Disappointing GDP Data May Lead To Monetary and Fiscal Stimulus
At the start of the week, second quarter GDP numbers out of Japan were released that came in weaker than expected. The Japanese economy grew just 0.3 percent in the second quarter while economists were pointing to double that number. The weakness was not only in terms of missed estimates but also in relative terms when we compare the number with the growth rate of 1.3 percent experienced in quarter one.
There are two main reasons for the failed growth. Firstly, government intervention in the aftermath of last year’s earthquake and tsunami disasters is now beginning to fade whilst the second aspect is the perpetual bane in the side of the BoJ & exporters – the yen which has been rising again since bottoming in March and is putting pressure on exporters.
Internal demand, which has been the main booster for the Japanese economy, is suffering from fading fiscal intervention. Last year, the Japanese government passed three extra aid packages totaling 18 trillion yen and implemented an extra one of 2.5 trillion so far this year. The extra help given by the government was significant and certainly helped avoid a contraction last year and also weighed positively on this year quarter one 1.3 percent growth. But, when comparing the aid injected last year with this year’s, it seems the government was beginning to turn off the tap. This has also spilled over the consumer sector with slowing consumer spending a direct consequence of this.
External demand is not helping the Japanese economy at this point too.
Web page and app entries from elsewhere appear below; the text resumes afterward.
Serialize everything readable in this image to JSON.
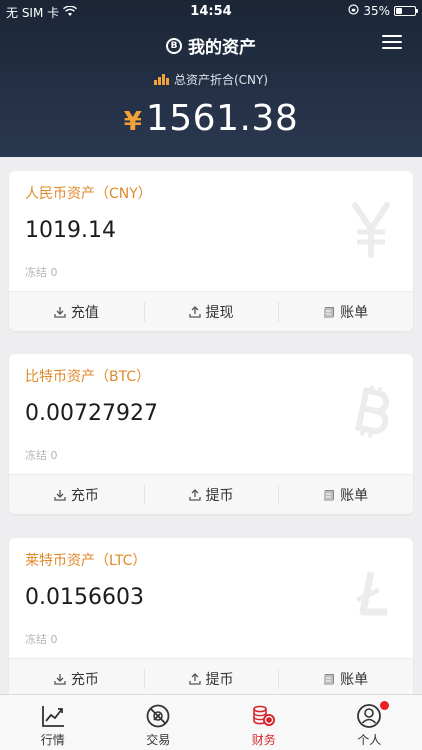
{
  "status_bar": {
    "carrier": "无 SIM 卡",
    "time": "14:54",
    "battery": "35%",
    "battery_level": 0.35
  },
  "header": {
    "title": "我的资产",
    "subtitle": "总资产折合(CNY)",
    "currency_symbol": "¥",
    "total": "1561.38"
  },
  "assets": [
    {
      "title": "人民币资产（CNY）",
      "amount": "1019.14",
      "frozen": "冻结 0",
      "watermark": "yuan-icon",
      "actions": [
        "充值",
        "提现",
        "账单"
      ]
    },
    {
      "title": "比特币资产（BTC）",
      "amount": "0.00727927",
      "frozen": "冻结 0",
      "watermark": "bitcoin-icon",
      "actions": [
        "充币",
        "提币",
        "账单"
      ]
    },
    {
      "title": "莱特币资产（LTC）",
      "amount": "0.0156603",
      "frozen": "冻结 0",
      "watermark": "litecoin-icon",
      "actions": [
        "充币",
        "提币",
        "账单"
      ]
    }
  ],
  "tabbar": {
    "items": [
      {
        "label": "行情",
        "icon": "chart-icon"
      },
      {
        "label": "交易",
        "icon": "compass-icon"
      },
      {
        "label": "财务",
        "icon": "coins-icon",
        "active": true
      },
      {
        "label": "个人",
        "icon": "user-icon",
        "badge": true
      }
    ]
  },
  "colors": {
    "accent": "#f4a237",
    "title_orange": "#e08a2b",
    "active_tab": "#d6262d",
    "header_bg": "#1f2a3d"
  }
}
At a time when the European economy is struggling and the US is not in the best of shape, Japanese exporters have an additional headwind of a stronger yen that makes their goods look relatively more expensive, certainly in contrast with Europe and their weak euro. Although the pair USD/JPY is down just 2% so far in 2012, it is down more than 6% from its peak observed in March.
Monetary easing led by the central bank with two intervention this year (February and April) has not been enough to weaken the yen. The main reason is the international turmoil we are currently experiencing. Investors have been desperately looking for safety and are blindly adding government debt from the safest countries to their portfolio even at negative nominal rates and are also similarly buying the safest currencies. Remember what happened to the Swiss Franc? Demand for the currency was so heavy that the Swiss national Bank had to peg its value to the Euro and virtually supply any amount of Swiss Francs that the market demands. With the USD/JPY currently sitting at 78.50 – near multi-month lows, there is a strong and growing reason for the Bank of Japan to intervene in the market. It can do this through extending its asset purchase program or, as many economists are now demanding, direct currency intervention flooding the currency market with Japanese yen while buying US dollars.
With the depressed quarter we have just seen, it looks also likely that the Japanese government will add to the efforts of the central bank by approving additional aid packages to boost consumer spending.
Weighing all these facts up, we think the odds on further intervention are now at the highest for some months. Shorting the yen has been a nil gain trade for a number of years now that it is an ‘under the radar’ one – precisely the point at which any move by the BoJ will have maximum impact, If a currency intervention does occur, the gains from holding short the yen may be substantial. We think that the currency most likely to benefit from such a move would be sterling and have opened a long GBP:JPY position at 1.23 to add to our Trading positions.
Filipe R Costa & Editor